Greaves explains it’s those quiet times between jobs (from the hospital to home, where she’s a mom of two young boys), that often get her through. She may be the only person in her car, but she knows she’s never alone and that makes a “world of difference.” | Photo credit: Matthew Lucio

 

It’s important to note, the faith described here doesn’t just soften the rough edges. It’s foundational and fundamental to thriving amidst stress. “I don’t know how I would do it without God. I can’t imagine not having a relationship with Him…not being able to have the God of the universe to cry to, to shout at, and lean on,” continues Greaves. “I honestly don’t know how I would make it from day to day.” And she’s certainly not alone. Both Fernandez-Gibbs and Macomb share similar sentiments. All three also tell of how their faith changes workplace circumstances.

Fernandez-Gibbs describes usually “out of control” parents/clients suddenly reacting calmly, after she prayed for them. Macomb holds tight to the promise that God won’t give him more than he can bear. Just when his work seems at its worst, there’s a “thank you,” or a life saved. There’s help from unexpected places, or there’s simply hope. For Greaves, it’s peace amidst the chaos. “When I’ve had the opportunity to show my faith or pray with someone at work, I’ve physically seen the patient relax or heard a family member’s sigh of relief…I do believe there’s power in prayer and more importantly in God. He’s going to be there for this patient in whatever form He chooses.”

It may be hard to discern what impacts the other more. Does the stressful job drive someone to faith, or does a strong faith make it possible to withstand a stressful job? Perhaps, it’s a bit of both.
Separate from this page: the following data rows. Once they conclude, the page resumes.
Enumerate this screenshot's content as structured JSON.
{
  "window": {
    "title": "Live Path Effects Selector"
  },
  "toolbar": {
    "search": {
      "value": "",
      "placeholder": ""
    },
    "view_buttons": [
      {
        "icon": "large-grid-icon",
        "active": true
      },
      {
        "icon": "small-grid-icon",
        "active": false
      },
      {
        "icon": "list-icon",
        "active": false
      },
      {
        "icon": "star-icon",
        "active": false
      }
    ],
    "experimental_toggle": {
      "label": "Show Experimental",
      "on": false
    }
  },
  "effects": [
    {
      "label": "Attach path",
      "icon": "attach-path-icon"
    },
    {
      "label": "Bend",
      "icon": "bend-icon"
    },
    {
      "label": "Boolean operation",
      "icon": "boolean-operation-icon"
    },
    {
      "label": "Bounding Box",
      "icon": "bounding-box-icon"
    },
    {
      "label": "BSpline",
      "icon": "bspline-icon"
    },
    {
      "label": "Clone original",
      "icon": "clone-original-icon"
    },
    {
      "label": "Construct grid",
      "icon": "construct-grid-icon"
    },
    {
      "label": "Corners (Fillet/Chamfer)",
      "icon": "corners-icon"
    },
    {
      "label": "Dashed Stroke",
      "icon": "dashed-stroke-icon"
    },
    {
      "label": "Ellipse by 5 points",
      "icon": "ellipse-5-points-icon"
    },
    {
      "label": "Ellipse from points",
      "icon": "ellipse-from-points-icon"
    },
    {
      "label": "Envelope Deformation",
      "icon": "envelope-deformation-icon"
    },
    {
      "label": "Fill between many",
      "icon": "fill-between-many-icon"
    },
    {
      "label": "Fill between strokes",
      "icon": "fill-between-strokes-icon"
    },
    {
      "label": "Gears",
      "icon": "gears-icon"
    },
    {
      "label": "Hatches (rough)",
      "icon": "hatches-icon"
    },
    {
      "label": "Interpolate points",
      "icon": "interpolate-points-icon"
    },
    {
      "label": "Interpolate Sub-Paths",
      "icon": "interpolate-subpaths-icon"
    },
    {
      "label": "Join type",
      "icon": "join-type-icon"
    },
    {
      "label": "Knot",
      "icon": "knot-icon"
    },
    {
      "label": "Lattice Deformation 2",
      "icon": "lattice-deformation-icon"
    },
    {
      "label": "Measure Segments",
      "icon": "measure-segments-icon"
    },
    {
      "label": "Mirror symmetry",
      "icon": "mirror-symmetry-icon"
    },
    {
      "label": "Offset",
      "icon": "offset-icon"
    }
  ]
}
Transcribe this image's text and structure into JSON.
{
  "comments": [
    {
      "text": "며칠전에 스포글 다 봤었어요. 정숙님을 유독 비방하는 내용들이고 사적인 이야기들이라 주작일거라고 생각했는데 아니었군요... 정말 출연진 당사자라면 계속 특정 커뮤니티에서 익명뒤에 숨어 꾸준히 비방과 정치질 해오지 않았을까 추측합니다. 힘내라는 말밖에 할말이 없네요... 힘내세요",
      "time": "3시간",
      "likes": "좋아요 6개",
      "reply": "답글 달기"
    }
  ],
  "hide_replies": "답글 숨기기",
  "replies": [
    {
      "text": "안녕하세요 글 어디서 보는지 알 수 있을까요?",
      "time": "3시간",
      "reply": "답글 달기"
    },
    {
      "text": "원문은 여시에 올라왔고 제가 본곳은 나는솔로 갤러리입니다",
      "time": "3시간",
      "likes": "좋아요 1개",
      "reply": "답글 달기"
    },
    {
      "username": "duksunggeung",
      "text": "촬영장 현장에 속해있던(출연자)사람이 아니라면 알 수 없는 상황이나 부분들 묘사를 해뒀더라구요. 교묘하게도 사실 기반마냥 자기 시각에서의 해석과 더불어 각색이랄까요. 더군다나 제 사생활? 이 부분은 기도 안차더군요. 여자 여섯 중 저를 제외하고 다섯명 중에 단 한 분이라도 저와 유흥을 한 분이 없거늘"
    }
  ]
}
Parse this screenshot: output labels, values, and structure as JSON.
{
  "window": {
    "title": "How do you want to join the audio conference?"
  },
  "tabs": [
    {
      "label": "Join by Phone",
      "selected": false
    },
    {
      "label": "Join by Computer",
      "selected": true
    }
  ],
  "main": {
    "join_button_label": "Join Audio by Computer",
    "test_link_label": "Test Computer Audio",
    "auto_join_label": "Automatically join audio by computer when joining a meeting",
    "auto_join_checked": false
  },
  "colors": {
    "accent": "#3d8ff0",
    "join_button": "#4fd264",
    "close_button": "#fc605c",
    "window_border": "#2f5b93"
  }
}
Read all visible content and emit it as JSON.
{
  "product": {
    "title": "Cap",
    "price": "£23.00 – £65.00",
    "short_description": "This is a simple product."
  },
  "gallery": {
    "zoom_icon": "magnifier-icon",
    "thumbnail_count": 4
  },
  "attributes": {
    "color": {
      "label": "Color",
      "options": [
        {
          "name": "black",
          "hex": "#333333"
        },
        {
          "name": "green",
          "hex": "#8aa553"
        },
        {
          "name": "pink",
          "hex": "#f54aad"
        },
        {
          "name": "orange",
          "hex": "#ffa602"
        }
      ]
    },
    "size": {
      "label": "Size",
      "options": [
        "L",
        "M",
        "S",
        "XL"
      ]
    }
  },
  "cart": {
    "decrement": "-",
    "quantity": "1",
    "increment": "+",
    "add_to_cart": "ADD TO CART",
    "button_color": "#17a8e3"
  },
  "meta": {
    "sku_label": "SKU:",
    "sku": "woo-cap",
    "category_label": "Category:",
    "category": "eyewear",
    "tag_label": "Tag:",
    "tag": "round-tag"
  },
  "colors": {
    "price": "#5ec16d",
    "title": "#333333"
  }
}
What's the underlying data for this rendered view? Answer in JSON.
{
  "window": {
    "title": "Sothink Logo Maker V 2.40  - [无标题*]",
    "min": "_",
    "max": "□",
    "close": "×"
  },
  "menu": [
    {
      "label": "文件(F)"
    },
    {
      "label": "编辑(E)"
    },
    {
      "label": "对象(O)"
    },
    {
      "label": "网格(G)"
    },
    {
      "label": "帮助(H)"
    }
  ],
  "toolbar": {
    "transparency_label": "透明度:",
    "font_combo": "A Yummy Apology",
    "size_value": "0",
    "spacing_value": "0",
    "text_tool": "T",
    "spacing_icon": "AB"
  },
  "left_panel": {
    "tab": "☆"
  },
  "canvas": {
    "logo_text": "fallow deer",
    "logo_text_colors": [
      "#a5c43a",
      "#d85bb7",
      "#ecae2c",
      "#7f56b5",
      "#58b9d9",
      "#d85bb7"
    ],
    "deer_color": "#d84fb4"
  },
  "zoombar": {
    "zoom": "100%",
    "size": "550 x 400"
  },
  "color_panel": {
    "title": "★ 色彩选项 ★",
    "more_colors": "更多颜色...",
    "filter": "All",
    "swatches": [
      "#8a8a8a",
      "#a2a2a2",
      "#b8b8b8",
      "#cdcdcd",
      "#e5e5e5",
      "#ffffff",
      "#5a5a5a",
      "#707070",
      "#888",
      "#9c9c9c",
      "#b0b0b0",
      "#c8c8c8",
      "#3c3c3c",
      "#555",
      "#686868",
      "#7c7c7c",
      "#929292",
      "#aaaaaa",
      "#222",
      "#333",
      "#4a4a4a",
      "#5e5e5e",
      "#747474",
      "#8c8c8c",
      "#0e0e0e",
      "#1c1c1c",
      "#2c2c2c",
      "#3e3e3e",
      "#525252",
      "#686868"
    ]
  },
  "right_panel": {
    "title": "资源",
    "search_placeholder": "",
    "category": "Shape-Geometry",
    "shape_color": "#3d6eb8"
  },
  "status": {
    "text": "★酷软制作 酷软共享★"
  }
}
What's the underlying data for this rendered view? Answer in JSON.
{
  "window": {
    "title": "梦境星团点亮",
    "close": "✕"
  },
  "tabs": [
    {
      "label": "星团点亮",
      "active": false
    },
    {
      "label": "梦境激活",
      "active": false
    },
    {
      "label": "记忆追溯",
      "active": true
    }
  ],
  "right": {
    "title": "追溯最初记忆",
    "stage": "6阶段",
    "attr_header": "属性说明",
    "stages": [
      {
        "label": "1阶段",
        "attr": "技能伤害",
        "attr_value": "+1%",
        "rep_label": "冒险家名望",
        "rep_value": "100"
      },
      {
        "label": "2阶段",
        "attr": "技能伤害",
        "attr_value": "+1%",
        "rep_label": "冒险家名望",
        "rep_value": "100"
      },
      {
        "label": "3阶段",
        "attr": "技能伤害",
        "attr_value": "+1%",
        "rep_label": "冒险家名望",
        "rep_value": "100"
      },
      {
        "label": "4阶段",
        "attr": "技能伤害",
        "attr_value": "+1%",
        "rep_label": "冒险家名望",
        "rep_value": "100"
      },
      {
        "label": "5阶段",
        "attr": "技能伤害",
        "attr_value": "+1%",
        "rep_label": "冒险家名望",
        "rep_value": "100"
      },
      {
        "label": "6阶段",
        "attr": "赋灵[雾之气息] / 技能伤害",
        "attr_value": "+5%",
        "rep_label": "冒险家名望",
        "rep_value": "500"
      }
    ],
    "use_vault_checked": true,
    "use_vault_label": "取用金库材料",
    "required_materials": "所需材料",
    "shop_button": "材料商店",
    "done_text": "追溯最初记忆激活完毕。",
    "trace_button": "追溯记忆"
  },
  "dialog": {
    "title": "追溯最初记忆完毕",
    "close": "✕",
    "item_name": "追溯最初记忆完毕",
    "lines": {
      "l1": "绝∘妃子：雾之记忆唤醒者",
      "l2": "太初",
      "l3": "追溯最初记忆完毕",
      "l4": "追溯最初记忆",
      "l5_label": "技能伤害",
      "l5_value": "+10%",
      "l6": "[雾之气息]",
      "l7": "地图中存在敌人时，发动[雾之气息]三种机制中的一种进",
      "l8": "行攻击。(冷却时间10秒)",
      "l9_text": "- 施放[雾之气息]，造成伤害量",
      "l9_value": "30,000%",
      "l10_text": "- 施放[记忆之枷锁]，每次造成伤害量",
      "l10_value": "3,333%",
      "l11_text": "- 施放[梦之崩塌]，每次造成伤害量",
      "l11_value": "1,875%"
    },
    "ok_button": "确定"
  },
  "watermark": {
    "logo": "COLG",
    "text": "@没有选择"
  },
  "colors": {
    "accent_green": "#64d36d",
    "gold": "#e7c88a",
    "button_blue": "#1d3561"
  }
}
Bottom line, the best Boss Fernandez-Gibbs, Macomb, and Greaves say they’ve ever had is God Himself.


Cheri Daniels Lewis, freelance writer in the Quad Cities, Illinois area